Edward Stewart Homeless to Home
One Man’s Journey From Homeless to Home
Edward Stewart is a happy man these days, which he says, “he hasn’t been in a very long time.” With the help of the Salvation Army Emergency Shelter Program, Ed now finds himself doing something he hasn’t been able to do since 2010; hold the keys to a place called home.
“Finding roommates and an affordable place to live was a problem for me,” Ed says. “I always had a job, I always worked. But I just couldn’t afford much.”
“Affordable housing is a huge problem in Monroe County,” says Emergency Shelter Program Manager, Cymanda Robinson. “We work hard to build relationships with landlords and realtors to advocate on our residents’ behalf.”
“It takes a village to move 33 shelter residents into permanent housing since May 2018,” Cymanda continues, as a proud smile forms. “And our village is strong.”
Edward Stewart agrees. “I became disabled and things got worse. I had surgery on May 17, 2018 and the hospital wouldn’t release me unless I had a place to go. The Salvation Army gave me a bed and a chance.”
“It’s a beautiful thing,” says Shelter Monitor Yamir Vargas-Lopez. “Ed didn’t have a chance before but he does now because it’s a team effort. The Salvation Army builds the bridge for our clients but they have to cross it.”
Since he enrolled in our Emergency Shelter Program, Ed now has income, medical coverage and a way to secure housing. Not a small feat in such a short amount of time.
“There was a lot of effort and a whole lot of determination that went into Ed’s success,” says Cymanda. “Since he became disabled, he was unable to work, therefore he had no income and no chance at finding housing. But we don’t give up and neither does he.”
“Everything is working out,” Ed says softly. “My biggest obstacle was being alone. The Salvation Army gave me a chance. Mrs. Robinson and the staff gave me reason to smile again.” And smile he does. Every day, all day.
“Ed wasn’t smiling when he got here,” Cymanda says. “Now he’s always smiling. He’s always looking for ways to help out and give back. This is a genuinely happy man. And that is everything,” she says, discreetly wiping the tear from her eye, “because if Ed was placed back on the streets, he wouldn’t have survived this time around.”

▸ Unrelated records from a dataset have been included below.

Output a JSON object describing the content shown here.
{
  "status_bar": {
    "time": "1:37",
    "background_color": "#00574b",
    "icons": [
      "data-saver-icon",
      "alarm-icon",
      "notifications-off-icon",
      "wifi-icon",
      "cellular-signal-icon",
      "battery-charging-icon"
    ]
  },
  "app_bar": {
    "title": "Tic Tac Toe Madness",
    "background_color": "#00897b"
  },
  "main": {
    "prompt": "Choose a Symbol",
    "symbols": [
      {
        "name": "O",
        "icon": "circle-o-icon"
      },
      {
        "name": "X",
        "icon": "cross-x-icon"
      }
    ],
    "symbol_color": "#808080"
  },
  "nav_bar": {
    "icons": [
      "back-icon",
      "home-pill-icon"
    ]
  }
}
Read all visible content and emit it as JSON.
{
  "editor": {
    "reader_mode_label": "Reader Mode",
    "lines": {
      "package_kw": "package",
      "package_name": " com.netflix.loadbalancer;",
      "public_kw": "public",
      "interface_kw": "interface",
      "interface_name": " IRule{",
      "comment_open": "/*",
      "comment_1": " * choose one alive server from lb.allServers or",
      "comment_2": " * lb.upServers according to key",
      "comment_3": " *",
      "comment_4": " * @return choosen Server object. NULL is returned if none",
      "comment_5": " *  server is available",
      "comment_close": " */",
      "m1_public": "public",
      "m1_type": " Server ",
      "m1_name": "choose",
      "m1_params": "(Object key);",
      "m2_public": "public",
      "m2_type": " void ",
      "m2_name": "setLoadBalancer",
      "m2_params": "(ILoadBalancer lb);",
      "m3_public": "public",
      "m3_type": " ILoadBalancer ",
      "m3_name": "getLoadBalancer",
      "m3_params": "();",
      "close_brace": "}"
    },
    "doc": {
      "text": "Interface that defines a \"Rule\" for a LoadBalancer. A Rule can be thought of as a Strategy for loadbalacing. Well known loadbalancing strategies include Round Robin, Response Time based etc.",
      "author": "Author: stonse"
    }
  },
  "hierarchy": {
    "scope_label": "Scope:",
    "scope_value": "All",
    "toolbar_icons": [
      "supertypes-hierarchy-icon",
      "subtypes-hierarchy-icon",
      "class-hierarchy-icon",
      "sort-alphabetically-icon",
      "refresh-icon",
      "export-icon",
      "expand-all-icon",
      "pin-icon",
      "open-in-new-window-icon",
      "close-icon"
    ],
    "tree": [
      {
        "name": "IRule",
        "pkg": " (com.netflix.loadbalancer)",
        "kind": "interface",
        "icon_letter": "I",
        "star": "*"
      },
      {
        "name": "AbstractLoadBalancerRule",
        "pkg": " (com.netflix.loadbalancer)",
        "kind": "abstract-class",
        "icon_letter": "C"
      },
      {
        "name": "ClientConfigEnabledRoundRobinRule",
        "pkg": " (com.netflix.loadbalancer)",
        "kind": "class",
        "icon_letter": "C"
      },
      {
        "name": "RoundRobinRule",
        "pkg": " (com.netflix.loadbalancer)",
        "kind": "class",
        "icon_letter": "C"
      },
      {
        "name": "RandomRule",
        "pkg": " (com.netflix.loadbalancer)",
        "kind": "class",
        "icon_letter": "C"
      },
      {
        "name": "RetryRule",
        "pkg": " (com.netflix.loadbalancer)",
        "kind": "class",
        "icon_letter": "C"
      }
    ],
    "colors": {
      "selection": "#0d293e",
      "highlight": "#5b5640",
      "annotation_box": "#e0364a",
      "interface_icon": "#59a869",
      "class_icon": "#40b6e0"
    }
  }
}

If you or someone you know are homeless and would like to know more about our Emergency Shelter Program, please call 570-421-3050.